• _What to do_
A faithful copy of each record is required, minus the images.

** Opening Records to process block **

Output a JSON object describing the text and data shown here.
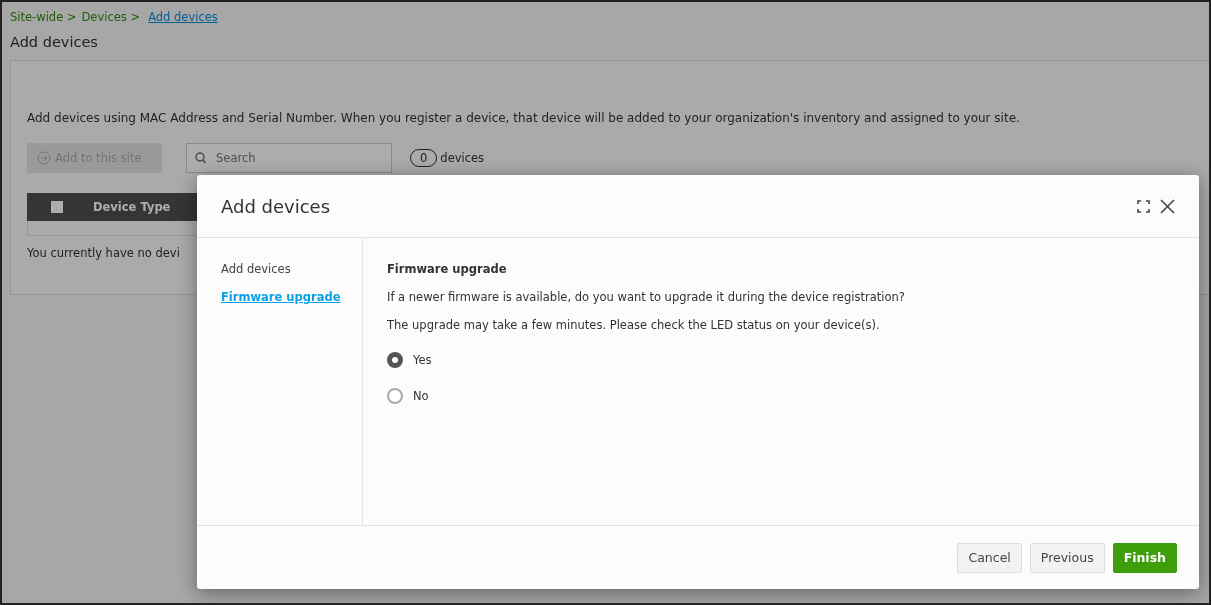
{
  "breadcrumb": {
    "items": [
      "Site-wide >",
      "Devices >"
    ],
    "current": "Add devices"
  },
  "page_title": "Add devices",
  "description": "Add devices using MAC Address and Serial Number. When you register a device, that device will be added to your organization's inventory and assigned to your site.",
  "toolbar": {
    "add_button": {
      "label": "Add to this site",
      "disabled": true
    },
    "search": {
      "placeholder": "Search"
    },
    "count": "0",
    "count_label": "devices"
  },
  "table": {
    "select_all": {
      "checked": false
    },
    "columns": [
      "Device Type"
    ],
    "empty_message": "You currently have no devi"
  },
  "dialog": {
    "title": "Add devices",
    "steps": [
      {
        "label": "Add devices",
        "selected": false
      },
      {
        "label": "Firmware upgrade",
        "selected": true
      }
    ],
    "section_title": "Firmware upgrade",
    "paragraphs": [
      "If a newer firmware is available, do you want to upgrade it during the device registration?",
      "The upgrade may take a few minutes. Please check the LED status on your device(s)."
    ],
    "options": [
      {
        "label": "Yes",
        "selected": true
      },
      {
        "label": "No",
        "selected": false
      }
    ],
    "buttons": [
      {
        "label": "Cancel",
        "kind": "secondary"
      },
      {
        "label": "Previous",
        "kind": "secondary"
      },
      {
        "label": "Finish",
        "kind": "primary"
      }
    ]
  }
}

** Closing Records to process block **

• _Exercise answer_
Output a JSON object describing the text and data shown here.
{
  "breadcrumb": {
    "items": [
      "Site-wide >",
      "Devices >"
    ],
    "current": "Add devices"
  },
  "page_title": "Add devices",
  "description": "Add devices using MAC Address and Serial Number. When you register a device, that device will be added to your organization's inventory and assigned to your site.",
  "toolbar": {
    "add_button": {
      "label": "Add to this site",
      "disabled": true
    },
    "search": {
      "placeholder": "Search"
    },
    "count": "0",
    "count_label": "devices"
  },
  "table": {
    "select_all": {
      "checked": false
    },
    "columns": [
      "Device Type"
    ],
    "empty_message": "You currently have no devi"
  },
  "dialog": {
    "title": "Add devices",
    "steps": [
      {
        "label": "Add devices",
        "selected": false
      },
      {
        "label": "Firmware upgrade",
        "selected": true
      }
    ],
    "section_title": "Firmware upgrade",
    "paragraphs": [
      "If a newer firmware is available, do you want to upgrade it during the device registration?",
      "The upgrade may take a few minutes. Please check the LED status on your device(s)."
    ],
    "options": [
      {
        "label": "Yes",
        "selected": true
      },
      {
        "label": "No",
        "selected": false
      }
    ],
    "buttons": [
      {
        "label": "Cancel",
        "kind": "secondary"
      },
      {
        "label": "Previous",
        "kind": "secondary"
      },
      {
        "label": "Finish",
        "kind": "primary"
      }
    ]
  }
}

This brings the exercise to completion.